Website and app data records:
::::::::
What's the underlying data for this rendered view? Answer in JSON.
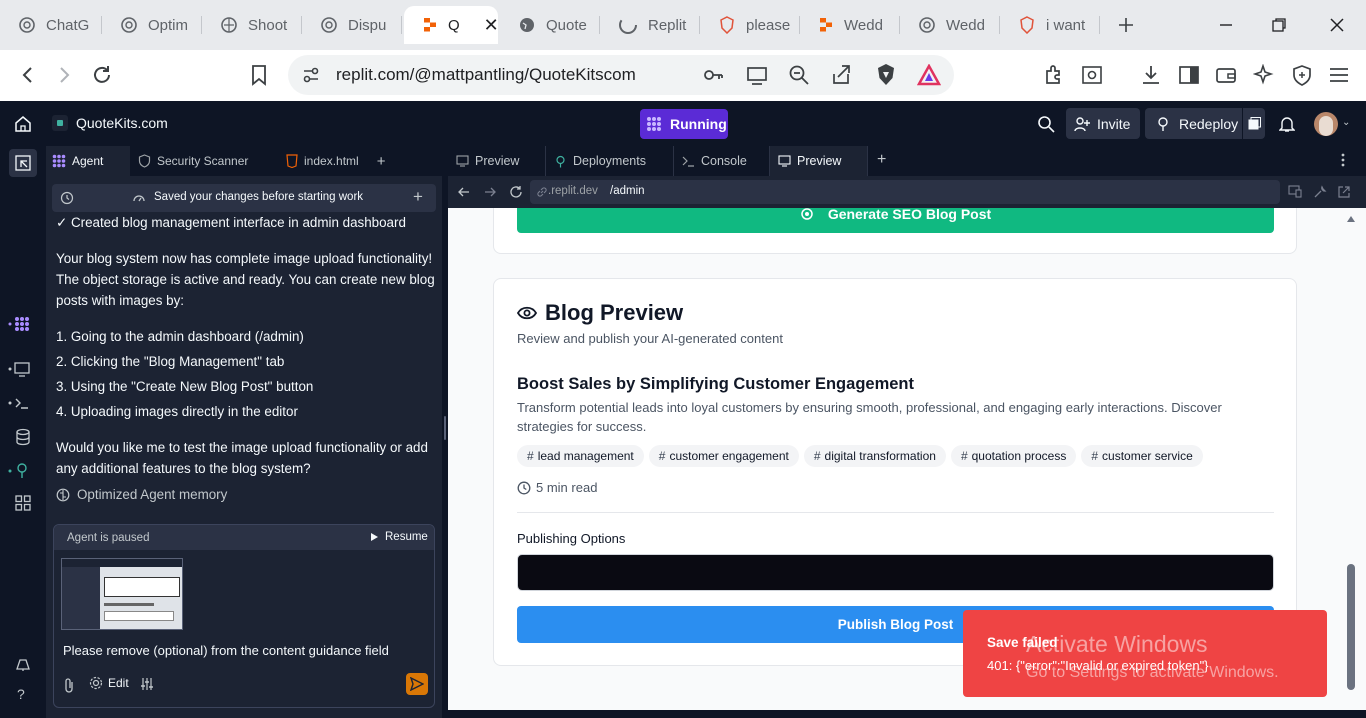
{
  "browser": {
    "tabs": [
      {
        "label": "ChatG",
        "icon": "chatgpt-icon"
      },
      {
        "label": "Optim",
        "icon": "chatgpt-icon"
      },
      {
        "label": "Shoot",
        "icon": "globe-icon"
      },
      {
        "label": "Dispu",
        "icon": "chatgpt-icon"
      },
      {
        "label": "Q",
        "icon": "replit-icon",
        "active": true
      },
      {
        "label": "Quote",
        "icon": "globe-icon"
      },
      {
        "label": "Replit",
        "icon": "loading-icon"
      },
      {
        "label": "please",
        "icon": "brave-icon"
      },
      {
        "label": "Wedd",
        "icon": "replit-icon"
      },
      {
        "label": "Wedd",
        "icon": "globe-icon"
      },
      {
        "label": "i want",
        "icon": "brave-icon"
      }
    ],
    "url": "replit.com/@mattpantling/QuoteKitscom"
  },
  "replit": {
    "project_name": "QuoteKits.com",
    "run_status": "Running",
    "invite_label": "Invite",
    "redeploy_label": "Redeploy",
    "agent_tabs": [
      "Agent",
      "Security Scanner",
      "index.html"
    ],
    "checkpoint_text": "Saved your changes before starting work",
    "chat": {
      "line1": "✓ Created blog management interface in admin dashboard",
      "para1": "Your blog system now has complete image upload functionality! The object storage is active and ready. You can create new blog posts with images by:",
      "steps": [
        "1. Going to the admin dashboard (/admin)",
        "2. Clicking the \"Blog Management\" tab",
        "3. Using the \"Create New Blog Post\" button",
        "4. Uploading images directly in the editor"
      ],
      "para2": "Would you like me to test the image upload functionality or add any additional features to the blog system?",
      "memory_note": "Optimized Agent memory"
    },
    "input": {
      "paused_label": "Agent is paused",
      "resume_label": "Resume",
      "message": "Please remove (optional) from the content guidance field",
      "edit_label": "Edit"
    },
    "preview_tabs": [
      "Preview",
      "Deployments",
      "Console",
      "Preview"
    ],
    "preview_url_prefix": ".replit.dev",
    "preview_url_path": "/admin"
  },
  "page": {
    "generate_button": "Generate SEO Blog Post",
    "blog_preview_title": "Blog Preview",
    "blog_preview_subtitle": "Review and publish your AI-generated content",
    "post_title": "Boost Sales by Simplifying Customer Engagement",
    "post_excerpt": "Transform potential leads into loyal customers by ensuring smooth, professional, and engaging early interactions. Discover strategies for success.",
    "tags": [
      "lead management",
      "customer engagement",
      "digital transformation",
      "quotation process",
      "customer service"
    ],
    "read_time": "5 min read",
    "publishing_options_label": "Publishing Options",
    "publish_button": "Publish Blog Post"
  },
  "toast": {
    "title": "Save failed",
    "message": "401: {\"error\":\"Invalid or expired token\"}"
  },
  "watermark": {
    "line1": "Activate Windows",
    "line2": "Go to Settings to activate Windows."
  },
  "colors": {
    "accent_green": "#10b981",
    "publish_blue": "#2b8ef0",
    "toast_red": "#ef4444",
    "running_purple": "#5b2bd6"
  }
}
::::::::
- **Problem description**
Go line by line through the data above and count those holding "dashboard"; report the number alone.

- **Written reply**
2